Stored data below:
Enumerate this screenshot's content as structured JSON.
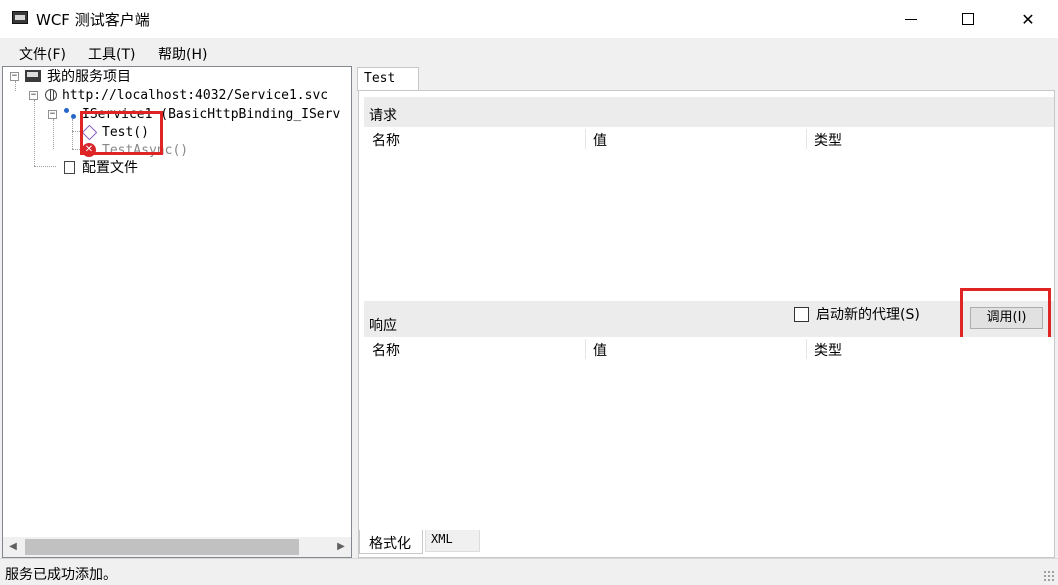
{
  "window": {
    "title": "WCF 测试客户端",
    "app_icon": "console-icon",
    "controls": {
      "minimize": "minimize-icon",
      "maximize": "maximize-icon",
      "close": "✕"
    }
  },
  "menu": [
    "文件(F)",
    "工具(T)",
    "帮助(H)"
  ],
  "tree": {
    "root": "我的服务项目",
    "service_url": "http://localhost:4032/Service1.svc",
    "contract": "IService1 (BasicHttpBinding_IServ",
    "operations": [
      "Test()",
      "TestAsync()"
    ],
    "config_file": "配置文件",
    "expander_symbol": "−"
  },
  "scrollbar": {
    "left_arrow": "◀",
    "right_arrow": "▶"
  },
  "tab": {
    "label": "Test"
  },
  "request": {
    "label": "请求",
    "columns": [
      "名称",
      "值",
      "类型"
    ]
  },
  "response": {
    "label": "响应",
    "columns": [
      "名称",
      "值",
      "类型"
    ]
  },
  "controls": {
    "new_proxy_label": "启动新的代理(S)",
    "new_proxy_checked": false,
    "invoke_label": "调用(I)"
  },
  "bottom_tabs": [
    "格式化",
    "XML"
  ],
  "status": {
    "text": "服务已成功添加。"
  },
  "colors": {
    "highlight_box": "#e02323",
    "error_icon": "#d9262d",
    "operation_icon": "#8a5bc4"
  }
}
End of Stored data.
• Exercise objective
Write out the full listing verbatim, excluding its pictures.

• Reply to the exercise
Enumerate this screenshot's content as structured JSON.
{
  "window": {
    "title": "WCF 测试客户端",
    "app_icon": "console-icon",
    "controls": {
      "minimize": "minimize-icon",
      "maximize": "maximize-icon",
      "close": "✕"
    }
  },
  "menu": [
    "文件(F)",
    "工具(T)",
    "帮助(H)"
  ],
  "tree": {
    "root": "我的服务项目",
    "service_url": "http://localhost:4032/Service1.svc",
    "contract": "IService1 (BasicHttpBinding_IServ",
    "operations": [
      "Test()",
      "TestAsync()"
    ],
    "config_file": "配置文件",
    "expander_symbol": "−"
  },
  "scrollbar": {
    "left_arrow": "◀",
    "right_arrow": "▶"
  },
  "tab": {
    "label": "Test"
  },
  "request": {
    "label": "请求",
    "columns": [
      "名称",
      "值",
      "类型"
    ]
  },
  "response": {
    "label": "响应",
    "columns": [
      "名称",
      "值",
      "类型"
    ]
  },
  "controls": {
    "new_proxy_label": "启动新的代理(S)",
    "new_proxy_checked": false,
    "invoke_label": "调用(I)"
  },
  "bottom_tabs": [
    "格式化",
    "XML"
  ],
  "status": {
    "text": "服务已成功添加。"
  },
  "colors": {
    "highlight_box": "#e02323",
    "error_icon": "#d9262d",
    "operation_icon": "#8a5bc4"
  }
}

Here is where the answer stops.